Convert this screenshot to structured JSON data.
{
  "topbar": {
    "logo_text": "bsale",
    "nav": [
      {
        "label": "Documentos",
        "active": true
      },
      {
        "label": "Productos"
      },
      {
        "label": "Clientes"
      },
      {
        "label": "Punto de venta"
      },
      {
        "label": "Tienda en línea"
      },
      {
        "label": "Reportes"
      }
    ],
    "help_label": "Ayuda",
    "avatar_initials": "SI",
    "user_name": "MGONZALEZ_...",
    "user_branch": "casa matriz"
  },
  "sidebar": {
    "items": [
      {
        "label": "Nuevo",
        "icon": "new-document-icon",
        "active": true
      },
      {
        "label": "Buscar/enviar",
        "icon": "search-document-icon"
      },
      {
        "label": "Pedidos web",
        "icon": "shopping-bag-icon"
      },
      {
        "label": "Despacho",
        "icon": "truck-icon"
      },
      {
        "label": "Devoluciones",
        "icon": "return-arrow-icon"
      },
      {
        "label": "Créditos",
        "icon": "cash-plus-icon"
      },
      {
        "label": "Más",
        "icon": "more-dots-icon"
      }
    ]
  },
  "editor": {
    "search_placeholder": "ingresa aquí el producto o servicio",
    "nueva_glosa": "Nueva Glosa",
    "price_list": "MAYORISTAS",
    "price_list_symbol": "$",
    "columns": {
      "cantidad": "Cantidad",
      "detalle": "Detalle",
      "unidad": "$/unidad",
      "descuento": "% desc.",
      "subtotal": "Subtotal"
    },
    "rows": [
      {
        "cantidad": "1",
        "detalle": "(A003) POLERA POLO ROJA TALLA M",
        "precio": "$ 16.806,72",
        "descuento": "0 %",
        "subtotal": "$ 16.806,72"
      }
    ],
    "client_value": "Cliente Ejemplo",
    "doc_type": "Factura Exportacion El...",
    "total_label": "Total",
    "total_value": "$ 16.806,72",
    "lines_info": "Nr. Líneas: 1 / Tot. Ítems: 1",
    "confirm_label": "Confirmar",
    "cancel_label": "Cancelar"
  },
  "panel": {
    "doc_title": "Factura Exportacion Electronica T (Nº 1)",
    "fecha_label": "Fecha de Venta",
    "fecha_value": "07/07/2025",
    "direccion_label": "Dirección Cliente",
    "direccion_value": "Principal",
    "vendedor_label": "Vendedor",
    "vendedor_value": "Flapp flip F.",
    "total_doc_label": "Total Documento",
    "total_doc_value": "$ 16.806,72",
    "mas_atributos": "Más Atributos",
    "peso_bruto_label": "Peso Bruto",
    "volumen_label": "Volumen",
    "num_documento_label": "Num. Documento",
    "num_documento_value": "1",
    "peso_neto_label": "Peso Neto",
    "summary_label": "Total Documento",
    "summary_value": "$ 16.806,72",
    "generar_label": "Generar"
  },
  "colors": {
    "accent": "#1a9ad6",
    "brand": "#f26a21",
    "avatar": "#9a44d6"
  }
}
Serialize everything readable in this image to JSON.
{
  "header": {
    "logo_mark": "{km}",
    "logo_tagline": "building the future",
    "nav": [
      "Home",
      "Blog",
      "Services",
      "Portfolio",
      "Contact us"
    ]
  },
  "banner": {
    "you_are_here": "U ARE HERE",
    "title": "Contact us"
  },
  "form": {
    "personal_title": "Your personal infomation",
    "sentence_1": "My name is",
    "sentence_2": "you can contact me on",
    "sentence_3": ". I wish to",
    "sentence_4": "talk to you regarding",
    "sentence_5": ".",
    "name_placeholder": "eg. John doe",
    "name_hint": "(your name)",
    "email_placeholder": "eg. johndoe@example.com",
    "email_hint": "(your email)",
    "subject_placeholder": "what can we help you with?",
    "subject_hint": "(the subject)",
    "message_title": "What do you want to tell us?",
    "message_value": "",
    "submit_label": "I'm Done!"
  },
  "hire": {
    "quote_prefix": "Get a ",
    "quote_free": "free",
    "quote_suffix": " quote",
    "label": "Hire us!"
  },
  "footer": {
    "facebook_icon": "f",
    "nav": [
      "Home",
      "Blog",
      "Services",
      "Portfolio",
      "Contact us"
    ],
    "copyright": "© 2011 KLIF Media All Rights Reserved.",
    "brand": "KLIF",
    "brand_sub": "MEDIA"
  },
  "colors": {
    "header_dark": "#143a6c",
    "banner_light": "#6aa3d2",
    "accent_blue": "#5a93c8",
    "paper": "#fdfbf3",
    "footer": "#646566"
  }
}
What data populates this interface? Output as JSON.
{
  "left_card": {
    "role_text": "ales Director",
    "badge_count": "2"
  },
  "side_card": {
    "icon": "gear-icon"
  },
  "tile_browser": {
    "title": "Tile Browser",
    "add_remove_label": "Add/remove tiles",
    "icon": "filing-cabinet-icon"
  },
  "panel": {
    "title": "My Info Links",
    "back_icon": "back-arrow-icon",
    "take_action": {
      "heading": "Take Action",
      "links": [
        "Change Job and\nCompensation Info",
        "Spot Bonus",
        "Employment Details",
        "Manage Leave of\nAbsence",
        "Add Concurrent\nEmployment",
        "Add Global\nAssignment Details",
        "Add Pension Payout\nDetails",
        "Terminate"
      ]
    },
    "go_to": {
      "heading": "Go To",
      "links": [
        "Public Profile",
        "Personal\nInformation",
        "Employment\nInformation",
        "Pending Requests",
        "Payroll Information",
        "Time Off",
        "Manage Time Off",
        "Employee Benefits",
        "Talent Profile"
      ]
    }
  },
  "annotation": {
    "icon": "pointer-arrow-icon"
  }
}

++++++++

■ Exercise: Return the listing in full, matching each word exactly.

■ Solution to this problem:
Convert this screenshot to structured JSON data.
{
  "topbar": {
    "logo_text": "bsale",
    "nav": [
      {
        "label": "Documentos",
        "active": true
      },
      {
        "label": "Productos"
      },
      {
        "label": "Clientes"
      },
      {
        "label": "Punto de venta"
      },
      {
        "label": "Tienda en línea"
      },
      {
        "label": "Reportes"
      }
    ],
    "help_label": "Ayuda",
    "avatar_initials": "SI",
    "user_name": "MGONZALEZ_...",
    "user_branch": "casa matriz"
  },
  "sidebar": {
    "items": [
      {
        "label": "Nuevo",
        "icon": "new-document-icon",
        "active": true
      },
      {
        "label": "Buscar/enviar",
        "icon": "search-document-icon"
      },
      {
        "label": "Pedidos web",
        "icon": "shopping-bag-icon"
      },
      {
        "label": "Despacho",
        "icon": "truck-icon"
      },
      {
        "label": "Devoluciones",
        "icon": "return-arrow-icon"
      },
      {
        "label": "Créditos",
        "icon": "cash-plus-icon"
      },
      {
        "label": "Más",
        "icon": "more-dots-icon"
      }
    ]
  },
  "editor": {
    "search_placeholder": "ingresa aquí el producto o servicio",
    "nueva_glosa": "Nueva Glosa",
    "price_list": "MAYORISTAS",
    "price_list_symbol": "$",
    "columns": {
      "cantidad": "Cantidad",
      "detalle": "Detalle",
      "unidad": "$/unidad",
      "descuento": "% desc.",
      "subtotal": "Subtotal"
    },
    "rows": [
      {
        "cantidad": "1",
        "detalle": "(A003) POLERA POLO ROJA TALLA M",
        "precio": "$ 16.806,72",
        "descuento": "0 %",
        "subtotal": "$ 16.806,72"
      }
    ],
    "client_value": "Cliente Ejemplo",
    "doc_type": "Factura Exportacion El...",
    "total_label": "Total",
    "total_value": "$ 16.806,72",
    "lines_info": "Nr. Líneas: 1 / Tot. Ítems: 1",
    "confirm_label": "Confirmar",
    "cancel_label": "Cancelar"
  },
  "panel": {
    "doc_title": "Factura Exportacion Electronica T (Nº 1)",
    "fecha_label": "Fecha de Venta",
    "fecha_value": "07/07/2025",
    "direccion_label": "Dirección Cliente",
    "direccion_value": "Principal",
    "vendedor_label": "Vendedor",
    "vendedor_value": "Flapp flip F.",
    "total_doc_label": "Total Documento",
    "total_doc_value": "$ 16.806,72",
    "mas_atributos": "Más Atributos",
    "peso_bruto_label": "Peso Bruto",
    "volumen_label": "Volumen",
    "num_documento_label": "Num. Documento",
    "num_documento_value": "1",
    "peso_neto_label": "Peso Neto",
    "summary_label": "Total Documento",
    "summary_value": "$ 16.806,72",
    "generar_label": "Generar"
  },
  "colors": {
    "accent": "#1a9ad6",
    "brand": "#f26a21",
    "avatar": "#9a44d6"
  }
}
Serialize everything readable in this image to JSON.
{
  "header": {
    "logo_mark": "{km}",
    "logo_tagline": "building the future",
    "nav": [
      "Home",
      "Blog",
      "Services",
      "Portfolio",
      "Contact us"
    ]
  },
  "banner": {
    "you_are_here": "U ARE HERE",
    "title": "Contact us"
  },
  "form": {
    "personal_title": "Your personal infomation",
    "sentence_1": "My name is",
    "sentence_2": "you can contact me on",
    "sentence_3": ". I wish to",
    "sentence_4": "talk to you regarding",
    "sentence_5": ".",
    "name_placeholder": "eg. John doe",
    "name_hint": "(your name)",
    "email_placeholder": "eg. johndoe@example.com",
    "email_hint": "(your email)",
    "subject_placeholder": "what can we help you with?",
    "subject_hint": "(the subject)",
    "message_title": "What do you want to tell us?",
    "message_value": "",
    "submit_label": "I'm Done!"
  },
  "hire": {
    "quote_prefix": "Get a ",
    "quote_free": "free",
    "quote_suffix": " quote",
    "label": "Hire us!"
  },
  "footer": {
    "facebook_icon": "f",
    "nav": [
      "Home",
      "Blog",
      "Services",
      "Portfolio",
      "Contact us"
    ],
    "copyright": "© 2011 KLIF Media All Rights Reserved.",
    "brand": "KLIF",
    "brand_sub": "MEDIA"
  },
  "colors": {
    "header_dark": "#143a6c",
    "banner_light": "#6aa3d2",
    "accent_blue": "#5a93c8",
    "paper": "#fdfbf3",
    "footer": "#646566"
  }
}
What data populates this interface? Output as JSON.
{
  "left_card": {
    "role_text": "ales Director",
    "badge_count": "2"
  },
  "side_card": {
    "icon": "gear-icon"
  },
  "tile_browser": {
    "title": "Tile Browser",
    "add_remove_label": "Add/remove tiles",
    "icon": "filing-cabinet-icon"
  },
  "panel": {
    "title": "My Info Links",
    "back_icon": "back-arrow-icon",
    "take_action": {
      "heading": "Take Action",
      "links": [
        "Change Job and\nCompensation Info",
        "Spot Bonus",
        "Employment Details",
        "Manage Leave of\nAbsence",
        "Add Concurrent\nEmployment",
        "Add Global\nAssignment Details",
        "Add Pension Payout\nDetails",
        "Terminate"
      ]
    },
    "go_to": {
      "heading": "Go To",
      "links": [
        "Public Profile",
        "Personal\nInformation",
        "Employment\nInformation",
        "Pending Requests",
        "Payroll Information",
        "Time Off",
        "Manage Time Off",
        "Employee Benefits",
        "Talent Profile"
      ]
    }
  },
  "annotation": {
    "icon": "pointer-arrow-icon"
  }
}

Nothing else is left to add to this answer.